The records that follow should be copied out exactly, pictures excluded.

MATERIAL PROVIDED>

● ● ● ● ● ● ●

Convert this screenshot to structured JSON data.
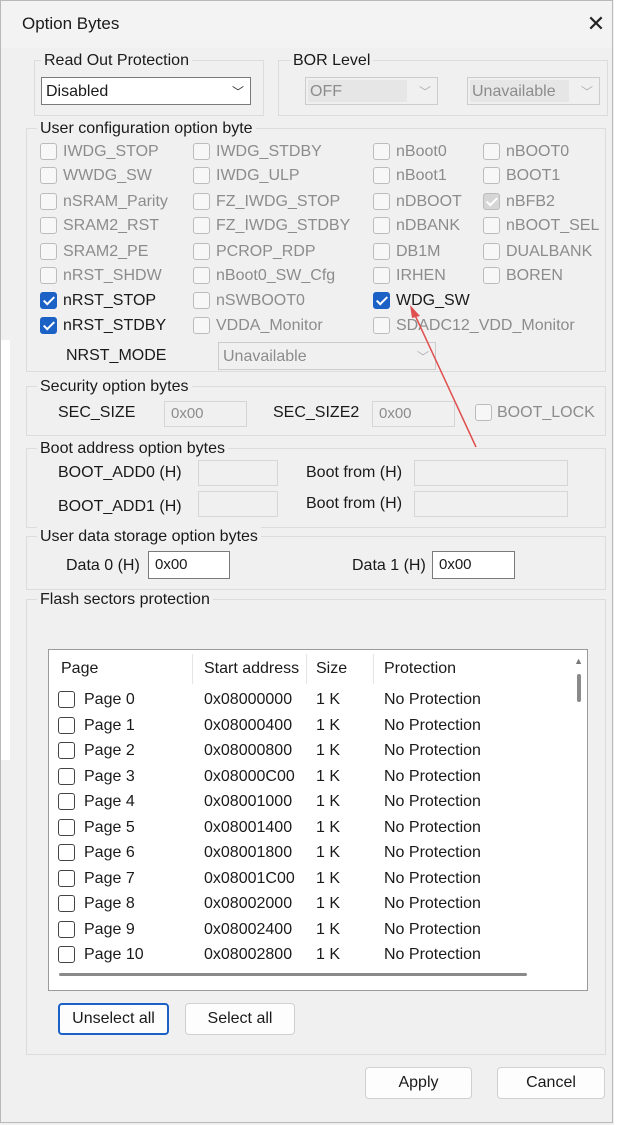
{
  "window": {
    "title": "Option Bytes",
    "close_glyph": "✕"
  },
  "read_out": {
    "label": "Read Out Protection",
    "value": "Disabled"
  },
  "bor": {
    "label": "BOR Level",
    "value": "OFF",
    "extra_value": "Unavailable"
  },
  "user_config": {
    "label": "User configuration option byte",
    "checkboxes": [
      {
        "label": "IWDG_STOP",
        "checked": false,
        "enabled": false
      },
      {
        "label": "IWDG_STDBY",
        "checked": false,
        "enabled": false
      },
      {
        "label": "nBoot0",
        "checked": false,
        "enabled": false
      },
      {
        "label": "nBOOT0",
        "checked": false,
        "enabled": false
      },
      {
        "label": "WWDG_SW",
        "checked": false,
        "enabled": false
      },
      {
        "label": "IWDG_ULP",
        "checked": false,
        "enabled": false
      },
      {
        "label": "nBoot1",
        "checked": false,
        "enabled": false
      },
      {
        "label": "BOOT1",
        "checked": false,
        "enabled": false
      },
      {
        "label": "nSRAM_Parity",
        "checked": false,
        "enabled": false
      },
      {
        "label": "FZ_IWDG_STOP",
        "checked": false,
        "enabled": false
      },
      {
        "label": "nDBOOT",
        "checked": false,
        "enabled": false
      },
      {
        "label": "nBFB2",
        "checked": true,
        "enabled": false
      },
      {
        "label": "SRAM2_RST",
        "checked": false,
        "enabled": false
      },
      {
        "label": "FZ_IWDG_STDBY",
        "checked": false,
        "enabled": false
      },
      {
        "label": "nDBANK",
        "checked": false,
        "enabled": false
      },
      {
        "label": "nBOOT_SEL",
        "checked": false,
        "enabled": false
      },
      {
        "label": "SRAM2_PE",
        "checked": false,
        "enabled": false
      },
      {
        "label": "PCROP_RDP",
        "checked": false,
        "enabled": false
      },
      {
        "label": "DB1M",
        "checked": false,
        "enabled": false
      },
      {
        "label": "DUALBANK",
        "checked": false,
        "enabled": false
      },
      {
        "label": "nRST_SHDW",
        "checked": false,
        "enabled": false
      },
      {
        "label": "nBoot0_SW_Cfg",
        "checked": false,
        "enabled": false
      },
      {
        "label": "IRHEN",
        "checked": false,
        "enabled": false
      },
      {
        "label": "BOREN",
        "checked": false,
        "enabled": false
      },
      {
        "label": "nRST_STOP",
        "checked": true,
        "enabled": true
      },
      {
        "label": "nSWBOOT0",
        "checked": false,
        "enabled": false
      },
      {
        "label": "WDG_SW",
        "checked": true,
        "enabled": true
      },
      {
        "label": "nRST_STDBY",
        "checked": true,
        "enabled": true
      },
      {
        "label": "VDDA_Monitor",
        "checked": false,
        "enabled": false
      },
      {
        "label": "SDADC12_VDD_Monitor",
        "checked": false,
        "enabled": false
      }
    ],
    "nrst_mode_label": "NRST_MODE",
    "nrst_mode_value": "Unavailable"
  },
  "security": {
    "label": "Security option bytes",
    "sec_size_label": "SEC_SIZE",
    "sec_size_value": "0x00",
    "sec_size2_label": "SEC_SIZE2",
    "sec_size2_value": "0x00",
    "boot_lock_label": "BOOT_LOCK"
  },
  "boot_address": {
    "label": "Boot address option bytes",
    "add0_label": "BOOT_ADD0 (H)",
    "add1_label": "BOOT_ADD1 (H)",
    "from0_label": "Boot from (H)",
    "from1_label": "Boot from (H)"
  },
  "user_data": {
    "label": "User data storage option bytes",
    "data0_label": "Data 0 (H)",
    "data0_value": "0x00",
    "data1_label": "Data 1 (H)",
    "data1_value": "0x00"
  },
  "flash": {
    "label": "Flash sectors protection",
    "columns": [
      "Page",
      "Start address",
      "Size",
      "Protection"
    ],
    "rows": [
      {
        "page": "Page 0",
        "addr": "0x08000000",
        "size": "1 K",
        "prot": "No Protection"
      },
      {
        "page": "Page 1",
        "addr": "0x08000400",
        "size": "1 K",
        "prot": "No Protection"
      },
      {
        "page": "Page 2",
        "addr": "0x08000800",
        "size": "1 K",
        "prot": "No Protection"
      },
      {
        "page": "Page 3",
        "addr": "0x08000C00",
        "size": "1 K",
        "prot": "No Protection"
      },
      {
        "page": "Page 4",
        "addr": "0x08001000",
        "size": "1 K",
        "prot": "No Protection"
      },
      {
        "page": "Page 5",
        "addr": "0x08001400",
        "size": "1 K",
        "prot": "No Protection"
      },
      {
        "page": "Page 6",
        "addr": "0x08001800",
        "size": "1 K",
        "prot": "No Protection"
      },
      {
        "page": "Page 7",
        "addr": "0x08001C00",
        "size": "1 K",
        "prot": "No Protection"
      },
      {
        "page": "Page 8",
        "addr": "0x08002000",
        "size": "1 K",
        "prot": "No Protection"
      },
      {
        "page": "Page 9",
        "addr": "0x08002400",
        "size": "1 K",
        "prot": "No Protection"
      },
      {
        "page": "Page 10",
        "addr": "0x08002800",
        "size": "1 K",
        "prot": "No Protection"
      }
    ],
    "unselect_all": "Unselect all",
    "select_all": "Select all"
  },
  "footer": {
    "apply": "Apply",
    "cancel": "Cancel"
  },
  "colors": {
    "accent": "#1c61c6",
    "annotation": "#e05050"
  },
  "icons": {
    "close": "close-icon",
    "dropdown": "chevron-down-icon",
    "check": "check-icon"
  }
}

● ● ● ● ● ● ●

EXERCISE SOLUTION>
Convert this screenshot to structured JSON data.
{
  "window": {
    "title": "Option Bytes",
    "close_glyph": "✕"
  },
  "read_out": {
    "label": "Read Out Protection",
    "value": "Disabled"
  },
  "bor": {
    "label": "BOR Level",
    "value": "OFF",
    "extra_value": "Unavailable"
  },
  "user_config": {
    "label": "User configuration option byte",
    "checkboxes": [
      {
        "label": "IWDG_STOP",
        "checked": false,
        "enabled": false
      },
      {
        "label": "IWDG_STDBY",
        "checked": false,
        "enabled": false
      },
      {
        "label": "nBoot0",
        "checked": false,
        "enabled": false
      },
      {
        "label": "nBOOT0",
        "checked": false,
        "enabled": false
      },
      {
        "label": "WWDG_SW",
        "checked": false,
        "enabled": false
      },
      {
        "label": "IWDG_ULP",
        "checked": false,
        "enabled": false
      },
      {
        "label": "nBoot1",
        "checked": false,
        "enabled": false
      },
      {
        "label": "BOOT1",
        "checked": false,
        "enabled": false
      },
      {
        "label": "nSRAM_Parity",
        "checked": false,
        "enabled": false
      },
      {
        "label": "FZ_IWDG_STOP",
        "checked": false,
        "enabled": false
      },
      {
        "label": "nDBOOT",
        "checked": false,
        "enabled": false
      },
      {
        "label": "nBFB2",
        "checked": true,
        "enabled": false
      },
      {
        "label": "SRAM2_RST",
        "checked": false,
        "enabled": false
      },
      {
        "label": "FZ_IWDG_STDBY",
        "checked": false,
        "enabled": false
      },
      {
        "label": "nDBANK",
        "checked": false,
        "enabled": false
      },
      {
        "label": "nBOOT_SEL",
        "checked": false,
        "enabled": false
      },
      {
        "label": "SRAM2_PE",
        "checked": false,
        "enabled": false
      },
      {
        "label": "PCROP_RDP",
        "checked": false,
        "enabled": false
      },
      {
        "label": "DB1M",
        "checked": false,
        "enabled": false
      },
      {
        "label": "DUALBANK",
        "checked": false,
        "enabled": false
      },
      {
        "label": "nRST_SHDW",
        "checked": false,
        "enabled": false
      },
      {
        "label": "nBoot0_SW_Cfg",
        "checked": false,
        "enabled": false
      },
      {
        "label": "IRHEN",
        "checked": false,
        "enabled": false
      },
      {
        "label": "BOREN",
        "checked": false,
        "enabled": false
      },
      {
        "label": "nRST_STOP",
        "checked": true,
        "enabled": true
      },
      {
        "label": "nSWBOOT0",
        "checked": false,
        "enabled": false
      },
      {
        "label": "WDG_SW",
        "checked": true,
        "enabled": true
      },
      {
        "label": "nRST_STDBY",
        "checked": true,
        "enabled": true
      },
      {
        "label": "VDDA_Monitor",
        "checked": false,
        "enabled": false
      },
      {
        "label": "SDADC12_VDD_Monitor",
        "checked": false,
        "enabled": false
      }
    ],
    "nrst_mode_label": "NRST_MODE",
    "nrst_mode_value": "Unavailable"
  },
  "security": {
    "label": "Security option bytes",
    "sec_size_label": "SEC_SIZE",
    "sec_size_value": "0x00",
    "sec_size2_label": "SEC_SIZE2",
    "sec_size2_value": "0x00",
    "boot_lock_label": "BOOT_LOCK"
  },
  "boot_address": {
    "label": "Boot address option bytes",
    "add0_label": "BOOT_ADD0 (H)",
    "add1_label": "BOOT_ADD1 (H)",
    "from0_label": "Boot from (H)",
    "from1_label": "Boot from (H)"
  },
  "user_data": {
    "label": "User data storage option bytes",
    "data0_label": "Data 0 (H)",
    "data0_value": "0x00",
    "data1_label": "Data 1 (H)",
    "data1_value": "0x00"
  },
  "flash": {
    "label": "Flash sectors protection",
    "columns": [
      "Page",
      "Start address",
      "Size",
      "Protection"
    ],
    "rows": [
      {
        "page": "Page 0",
        "addr": "0x08000000",
        "size": "1 K",
        "prot": "No Protection"
      },
      {
        "page": "Page 1",
        "addr": "0x08000400",
        "size": "1 K",
        "prot": "No Protection"
      },
      {
        "page": "Page 2",
        "addr": "0x08000800",
        "size": "1 K",
        "prot": "No Protection"
      },
      {
        "page": "Page 3",
        "addr": "0x08000C00",
        "size": "1 K",
        "prot": "No Protection"
      },
      {
        "page": "Page 4",
        "addr": "0x08001000",
        "size": "1 K",
        "prot": "No Protection"
      },
      {
        "page": "Page 5",
        "addr": "0x08001400",
        "size": "1 K",
        "prot": "No Protection"
      },
      {
        "page": "Page 6",
        "addr": "0x08001800",
        "size": "1 K",
        "prot": "No Protection"
      },
      {
        "page": "Page 7",
        "addr": "0x08001C00",
        "size": "1 K",
        "prot": "No Protection"
      },
      {
        "page": "Page 8",
        "addr": "0x08002000",
        "size": "1 K",
        "prot": "No Protection"
      },
      {
        "page": "Page 9",
        "addr": "0x08002400",
        "size": "1 K",
        "prot": "No Protection"
      },
      {
        "page": "Page 10",
        "addr": "0x08002800",
        "size": "1 K",
        "prot": "No Protection"
      }
    ],
    "unselect_all": "Unselect all",
    "select_all": "Select all"
  },
  "footer": {
    "apply": "Apply",
    "cancel": "Cancel"
  },
  "colors": {
    "accent": "#1c61c6",
    "annotation": "#e05050"
  },
  "icons": {
    "close": "close-icon",
    "dropdown": "chevron-down-icon",
    "check": "check-icon"
  }
}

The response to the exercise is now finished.